Problem to solve: Your reply should hold every entry below exactly as written and none of the pictures.

Data supplied:
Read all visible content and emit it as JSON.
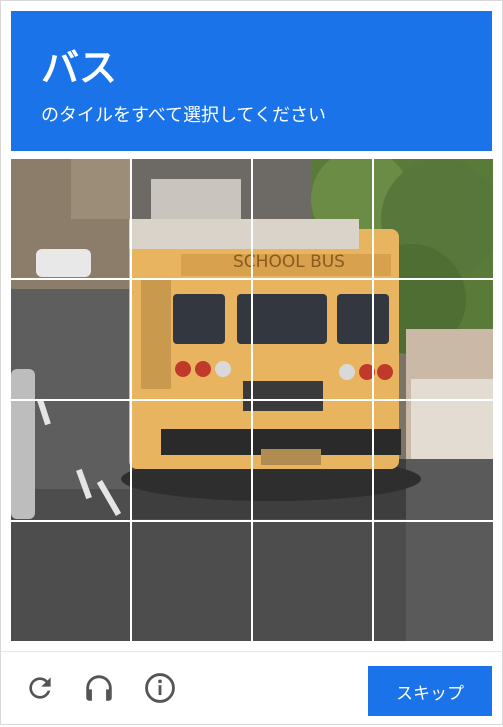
{
  "header": {
    "title": "バス",
    "subtitle": "のタイルをすべて選択してください"
  },
  "grid": {
    "rows": 4,
    "cols": 4,
    "bus_text": "SCHOOL BUS"
  },
  "footer": {
    "skip_label": "スキップ",
    "icons": [
      "reload-icon",
      "headphones-icon",
      "info-icon"
    ]
  },
  "colors": {
    "accent": "#1a73e8",
    "icon": "#555555"
  }
}
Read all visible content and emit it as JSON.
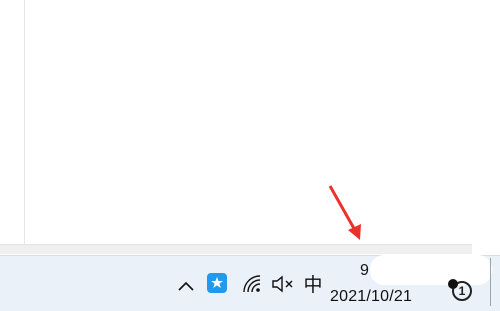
{
  "tray": {
    "time": "9",
    "date": "2021/10/21",
    "ime": "中",
    "icons": [
      "chevron-up-icon",
      "qq-icon",
      "wifi-icon",
      "volume-muted-icon",
      "notification-icon"
    ]
  },
  "colors": {
    "taskbar": "#eaf1f9",
    "accent_arrow": "#e8322a",
    "qq_blue": "#1e9bf0"
  }
}
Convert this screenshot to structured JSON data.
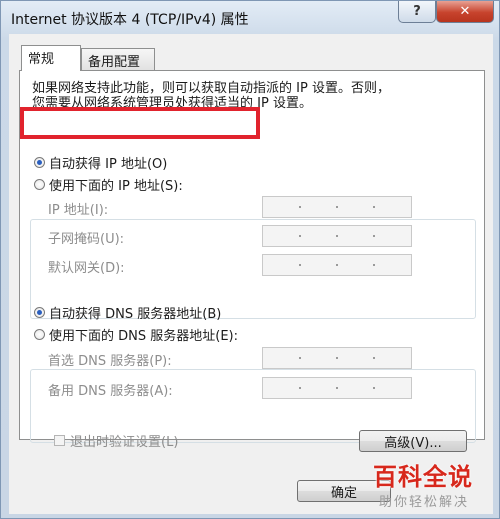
{
  "window": {
    "title": "Internet 协议版本 4 (TCP/IPv4) 属性",
    "help_label": "?",
    "close_label": "✕"
  },
  "tabs": [
    {
      "label": "常规",
      "selected": true
    },
    {
      "label": "备用配置",
      "selected": false
    }
  ],
  "general": {
    "description_line1": "如果网络支持此功能，则可以获取自动指派的 IP 设置。否则，",
    "description_line2": "您需要从网络系统管理员处获得适当的 IP 设置。",
    "ip_auto_label": "自动获得 IP 地址(O)",
    "ip_manual_label": "使用下面的 IP 地址(S):",
    "ip_fields": [
      {
        "label": "IP 地址(I):"
      },
      {
        "label": "子网掩码(U):"
      },
      {
        "label": "默认网关(D):"
      }
    ],
    "dns_auto_label": "自动获得 DNS 服务器地址(B)",
    "dns_manual_label": "使用下面的 DNS 服务器地址(E):",
    "dns_fields": [
      {
        "label": "首选 DNS 服务器(P):"
      },
      {
        "label": "备用 DNS 服务器(A):"
      }
    ],
    "validate_label": "退出时验证设置(L)",
    "advanced_label": "高级(V)..."
  },
  "footer": {
    "ok_label": "确定"
  },
  "watermark": {
    "main": "百科全说",
    "sub": "助你轻松解决"
  },
  "colors": {
    "highlight": "#e1232d",
    "close_button": "#c7432d",
    "radio_selected": "#2a5fbf"
  }
}
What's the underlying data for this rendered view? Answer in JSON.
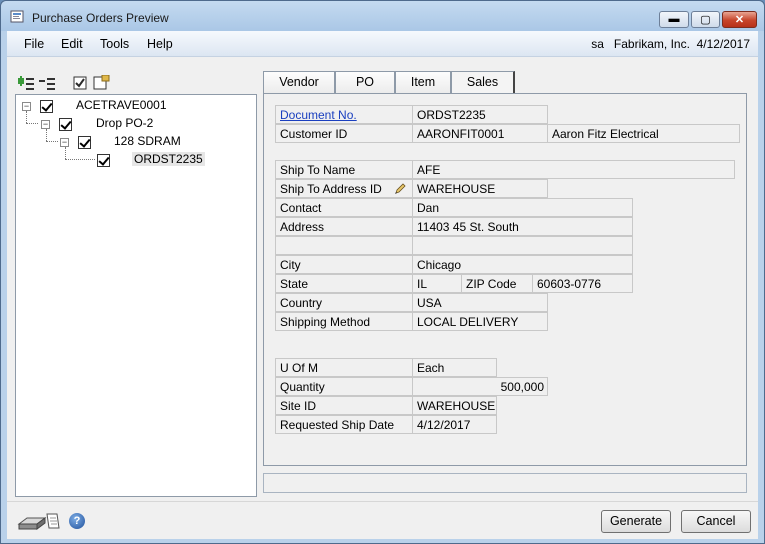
{
  "window": {
    "title": "Purchase Orders Preview"
  },
  "menu": {
    "items": [
      "File",
      "Edit",
      "Tools",
      "Help"
    ],
    "user": "sa",
    "company": "Fabrikam, Inc.",
    "date": "4/12/2017"
  },
  "tree": {
    "nodes": [
      {
        "label": "ACETRAVE0001",
        "checked": true
      },
      {
        "label": "Drop PO-2",
        "checked": true
      },
      {
        "label": "128 SDRAM",
        "checked": true
      },
      {
        "label": "ORDST2235",
        "checked": true
      }
    ]
  },
  "tabs": [
    "Vendor",
    "PO",
    "Item",
    "Sales"
  ],
  "active_tab": "Sales",
  "sales": {
    "document_no_label": "Document No.",
    "document_no": "ORDST2235",
    "customer_id_label": "Customer ID",
    "customer_id": "AARONFIT0001",
    "customer_name": "Aaron Fitz Electrical",
    "ship_to_name_label": "Ship To Name",
    "ship_to_name": "AFE",
    "ship_to_address_id_label": "Ship To Address ID",
    "ship_to_address_id": "WAREHOUSE",
    "contact_label": "Contact",
    "contact": "Dan",
    "address_label": "Address",
    "address1": "11403 45 St. South",
    "address2": "",
    "city_label": "City",
    "city": "Chicago",
    "state_label": "State",
    "state": "IL",
    "zip_label": "ZIP Code",
    "zip": "60603-0776",
    "country_label": "Country",
    "country": "USA",
    "shipping_method_label": "Shipping Method",
    "shipping_method": "LOCAL DELIVERY",
    "uofm_label": "U Of M",
    "uofm": "Each",
    "quantity_label": "Quantity",
    "quantity": "500,000",
    "site_id_label": "Site ID",
    "site_id": "WAREHOUSE",
    "requested_ship_date_label": "Requested Ship Date",
    "requested_ship_date": "4/12/2017"
  },
  "buttons": {
    "generate": "Generate",
    "cancel": "Cancel"
  },
  "colors": {
    "link": "#1a3fbf",
    "close_button": "#c7452b",
    "title_bar": "#aac7e6"
  }
}
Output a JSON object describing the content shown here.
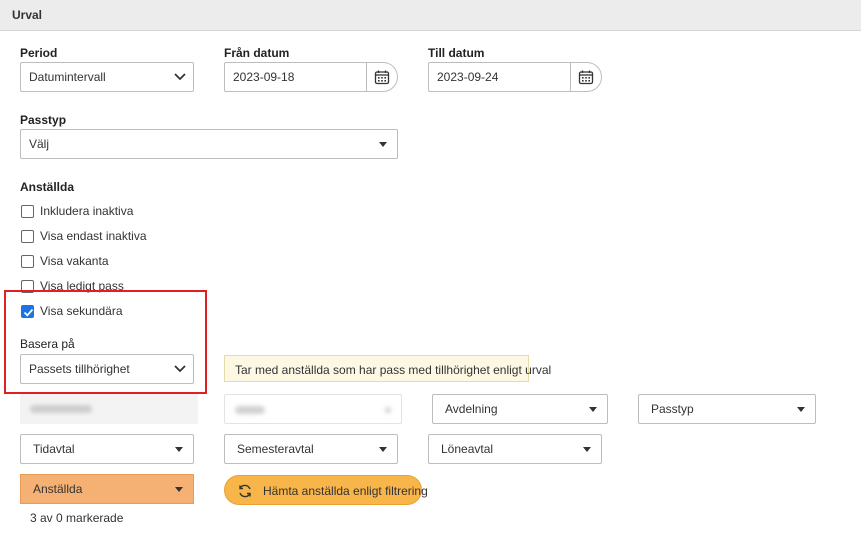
{
  "panel": {
    "title": "Urval"
  },
  "period": {
    "label": "Period",
    "value": "Datumintervall"
  },
  "from_date": {
    "label": "Från datum",
    "value": "2023-09-18"
  },
  "to_date": {
    "label": "Till datum",
    "value": "2023-09-24"
  },
  "pass_type": {
    "label": "Passtyp",
    "value": "Välj"
  },
  "employees": {
    "label": "Anställda",
    "checkboxes": [
      {
        "label": "Inkludera inaktiva",
        "checked": false
      },
      {
        "label": "Visa endast inaktiva",
        "checked": false
      },
      {
        "label": "Visa vakanta",
        "checked": false
      },
      {
        "label": "Visa ledigt pass",
        "checked": false
      },
      {
        "label": "Visa sekundära",
        "checked": true
      }
    ]
  },
  "base_on": {
    "label": "Basera på",
    "value": "Passets tillhörighet"
  },
  "info_text": "Tar med anställda som har pass med tillhörighet enligt urval",
  "filters": {
    "department": "Avdelning",
    "pass_type": "Passtyp",
    "time_agreement": "Tidavtal",
    "vacation_agreement": "Semesteravtal",
    "salary_agreement": "Löneavtal",
    "employees": "Anställda"
  },
  "fetch_button": "Hämta anställda enligt filtrering",
  "selected_count": "3 av 0 markerade",
  "colors": {
    "accent_orange": "#f7b54a",
    "highlight_red": "#e02020",
    "checkbox_blue": "#1a73e8"
  }
}
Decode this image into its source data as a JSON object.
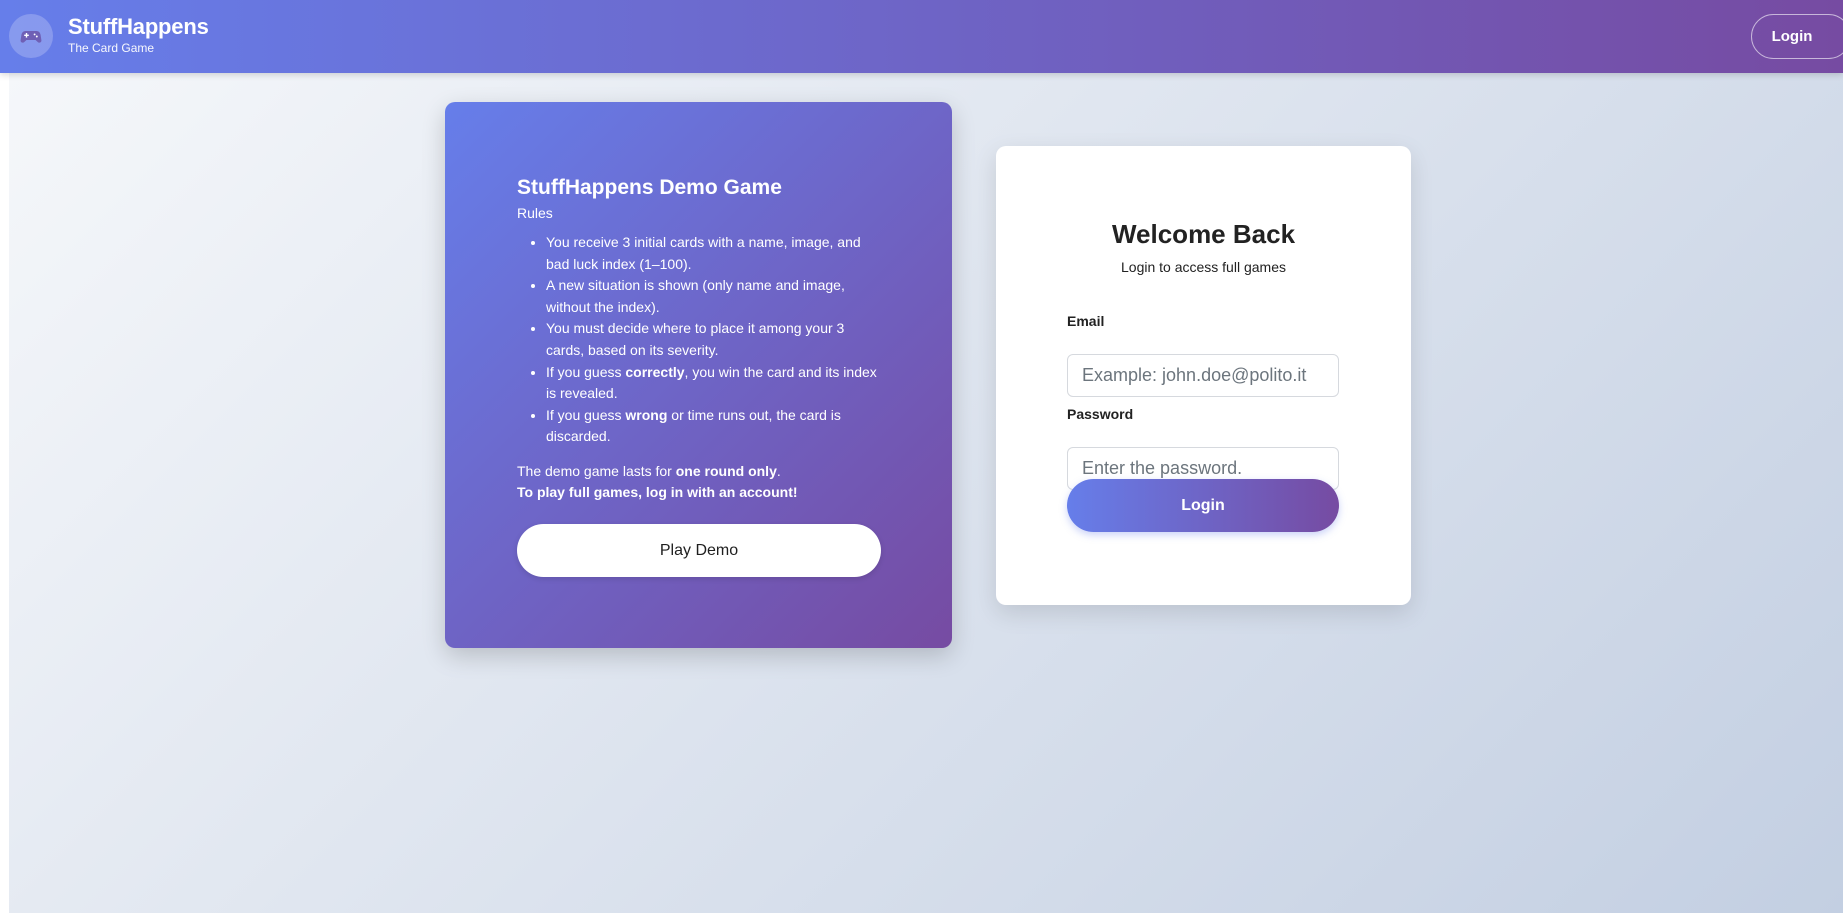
{
  "navbar": {
    "logo_icon": "gamepad-icon",
    "title": "StuffHappens",
    "subtitle": "The Card Game",
    "login_label": "Login"
  },
  "demo": {
    "title": "StuffHappens Demo Game",
    "rules_label": "Rules",
    "rules": [
      {
        "pre": "You receive 3 initial cards with a name, image, and bad luck index (1–100).",
        "bold": "",
        "post": ""
      },
      {
        "pre": "A new situation is shown (only name and image, without the index).",
        "bold": "",
        "post": ""
      },
      {
        "pre": "You must decide where to place it among your 3 cards, based on its severity.",
        "bold": "",
        "post": ""
      },
      {
        "pre": "If you guess ",
        "bold": "correctly",
        "post": ", you win the card and its index is revealed."
      },
      {
        "pre": "If you guess ",
        "bold": "wrong",
        "post": " or time runs out, the card is discarded."
      }
    ],
    "note_pre": "The demo game lasts for ",
    "note_bold": "one round only",
    "note_post": ".",
    "note2": "To play full games, log in with an account!",
    "play_label": "Play Demo"
  },
  "login": {
    "title": "Welcome Back",
    "subtitle": "Login to access full games",
    "email_label": "Email",
    "email_placeholder": "Example: john.doe@polito.it",
    "email_value": "",
    "password_label": "Password",
    "password_placeholder": "Enter the password.",
    "password_value": "",
    "submit_label": "Login"
  },
  "colors": {
    "gradient_start": "#667eea",
    "gradient_end": "#764ba2",
    "background_start": "#f5f7fa",
    "background_end": "#c3cfe2"
  }
}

Result below:
Read all visible content and emit it as JSON.
{
  "header": {
    "title": "バス",
    "subtitle": "のタイルをすべて選択してください"
  },
  "grid": {
    "rows": 4,
    "cols": 4,
    "bus_text": "SCHOOL BUS"
  },
  "footer": {
    "skip_label": "スキップ",
    "icons": [
      "reload-icon",
      "headphones-icon",
      "info-icon"
    ]
  },
  "colors": {
    "accent": "#1a73e8",
    "icon": "#555555"
  }
}
Read all visible content and emit it as JSON.
{
  "tray": {
    "time": "9",
    "date": "2021/10/21",
    "ime": "中",
    "icons": [
      "chevron-up-icon",
      "qq-icon",
      "wifi-icon",
      "volume-muted-icon",
      "notification-icon"
    ]
  },
  "colors": {
    "taskbar": "#eaf1f9",
    "accent_arrow": "#e8322a",
    "qq_blue": "#1e9bf0"
  }
}
Convert this screenshot to structured JSON data.
{
  "window": {
    "title": "Internet 协议版本 4 (TCP/IPv4) 属性",
    "help_label": "?",
    "close_label": "✕"
  },
  "tabs": [
    {
      "label": "常规",
      "selected": true
    },
    {
      "label": "备用配置",
      "selected": false
    }
  ],
  "general": {
    "description_line1": "如果网络支持此功能，则可以获取自动指派的 IP 设置。否则，",
    "description_line2": "您需要从网络系统管理员处获得适当的 IP 设置。",
    "ip_auto_label": "自动获得 IP 地址(O)",
    "ip_manual_label": "使用下面的 IP 地址(S):",
    "ip_fields": [
      {
        "label": "IP 地址(I):"
      },
      {
        "label": "子网掩码(U):"
      },
      {
        "label": "默认网关(D):"
      }
    ],
    "dns_auto_label": "自动获得 DNS 服务器地址(B)",
    "dns_manual_label": "使用下面的 DNS 服务器地址(E):",
    "dns_fields": [
      {
        "label": "首选 DNS 服务器(P):"
      },
      {
        "label": "备用 DNS 服务器(A):"
      }
    ],
    "validate_label": "退出时验证设置(L)",
    "advanced_label": "高级(V)..."
  },
  "footer": {
    "ok_label": "确定"
  },
  "watermark": {
    "main": "百科全说",
    "sub": "助你轻松解决"
  },
  "colors": {
    "highlight": "#e1232d",
    "close_button": "#c7432d",
    "radio_selected": "#2a5fbf"
  }
}
What's the underlying data for this rendered view? Answer in JSON.
{
  "window": {
    "title": "Purchase Orders Preview"
  },
  "menu": {
    "items": [
      "File",
      "Edit",
      "Tools",
      "Help"
    ],
    "user": "sa",
    "company": "Fabrikam, Inc.",
    "date": "4/12/2017"
  },
  "tree": {
    "nodes": [
      {
        "label": "ACETRAVE0001",
        "checked": true
      },
      {
        "label": "Drop PO-2",
        "checked": true
      },
      {
        "label": "128 SDRAM",
        "checked": true
      },
      {
        "label": "ORDST2235",
        "checked": true
      }
    ]
  },
  "tabs": [
    "Vendor",
    "PO",
    "Item",
    "Sales"
  ],
  "active_tab": "Sales",
  "sales": {
    "document_no_label": "Document No.",
    "document_no": "ORDST2235",
    "customer_id_label": "Customer ID",
    "customer_id": "AARONFIT0001",
    "customer_name": "Aaron Fitz Electrical",
    "ship_to_name_label": "Ship To Name",
    "ship_to_name": "AFE",
    "ship_to_address_id_label": "Ship To Address ID",
    "ship_to_address_id": "WAREHOUSE",
    "contact_label": "Contact",
    "contact": "Dan",
    "address_label": "Address",
    "address1": "11403 45 St. South",
    "address2": "",
    "city_label": "City",
    "city": "Chicago",
    "state_label": "State",
    "state": "IL",
    "zip_label": "ZIP Code",
    "zip": "60603-0776",
    "country_label": "Country",
    "country": "USA",
    "shipping_method_label": "Shipping Method",
    "shipping_method": "LOCAL DELIVERY",
    "uofm_label": "U Of M",
    "uofm": "Each",
    "quantity_label": "Quantity",
    "quantity": "500,000",
    "site_id_label": "Site ID",
    "site_id": "WAREHOUSE",
    "requested_ship_date_label": "Requested Ship Date",
    "requested_ship_date": "4/12/2017"
  },
  "buttons": {
    "generate": "Generate",
    "cancel": "Cancel"
  },
  "colors": {
    "link": "#1a3fbf",
    "close_button": "#c7452b",
    "title_bar": "#aac7e6"
  }
}
Output a JSON object describing the content shown here.
{
  "panel": {
    "title": "Urval"
  },
  "period": {
    "label": "Period",
    "value": "Datumintervall"
  },
  "from_date": {
    "label": "Från datum",
    "value": "2023-09-18"
  },
  "to_date": {
    "label": "Till datum",
    "value": "2023-09-24"
  },
  "pass_type": {
    "label": "Passtyp",
    "value": "Välj"
  },
  "employees": {
    "label": "Anställda",
    "checkboxes": [
      {
        "label": "Inkludera inaktiva",
        "checked": false
      },
      {
        "label": "Visa endast inaktiva",
        "checked": false
      },
      {
        "label": "Visa vakanta",
        "checked": false
      },
      {
        "label": "Visa ledigt pass",
        "checked": false
      },
      {
        "label": "Visa sekundära",
        "checked": true
      }
    ]
  },
  "base_on": {
    "label": "Basera på",
    "value": "Passets tillhörighet"
  },
  "info_text": "Tar med anställda som har pass med tillhörighet enligt urval",
  "filters": {
    "department": "Avdelning",
    "pass_type": "Passtyp",
    "time_agreement": "Tidavtal",
    "vacation_agreement": "Semesteravtal",
    "salary_agreement": "Löneavtal",
    "employees": "Anställda"
  },
  "fetch_button": "Hämta anställda enligt filtrering",
  "selected_count": "3 av 0 markerade",
  "colors": {
    "accent_orange": "#f7b54a",
    "highlight_red": "#e02020",
    "checkbox_blue": "#1a73e8"
  }
}
Decode this image into its source data as a JSON object.
{
  "navbar": {
    "logo_icon": "gamepad-icon",
    "title": "StuffHappens",
    "subtitle": "The Card Game",
    "login_label": "Login"
  },
  "demo": {
    "title": "StuffHappens Demo Game",
    "rules_label": "Rules",
    "rules": [
      {
        "pre": "You receive 3 initial cards with a name, image, and bad luck index (1–100).",
        "bold": "",
        "post": ""
      },
      {
        "pre": "A new situation is shown (only name and image, without the index).",
        "bold": "",
        "post": ""
      },
      {
        "pre": "You must decide where to place it among your 3 cards, based on its severity.",
        "bold": "",
        "post": ""
      },
      {
        "pre": "If you guess ",
        "bold": "correctly",
        "post": ", you win the card and its index is revealed."
      },
      {
        "pre": "If you guess ",
        "bold": "wrong",
        "post": " or time runs out, the card is discarded."
      }
    ],
    "note_pre": "The demo game lasts for ",
    "note_bold": "one round only",
    "note_post": ".",
    "note2": "To play full games, log in with an account!",
    "play_label": "Play Demo"
  },
  "login": {
    "title": "Welcome Back",
    "subtitle": "Login to access full games",
    "email_label": "Email",
    "email_placeholder": "Example: john.doe@polito.it",
    "email_value": "",
    "password_label": "Password",
    "password_placeholder": "Enter the password.",
    "password_value": "",
    "submit_label": "Login"
  },
  "colors": {
    "gradient_start": "#667eea",
    "gradient_end": "#764ba2",
    "background_start": "#f5f7fa",
    "background_end": "#c3cfe2"
  }
}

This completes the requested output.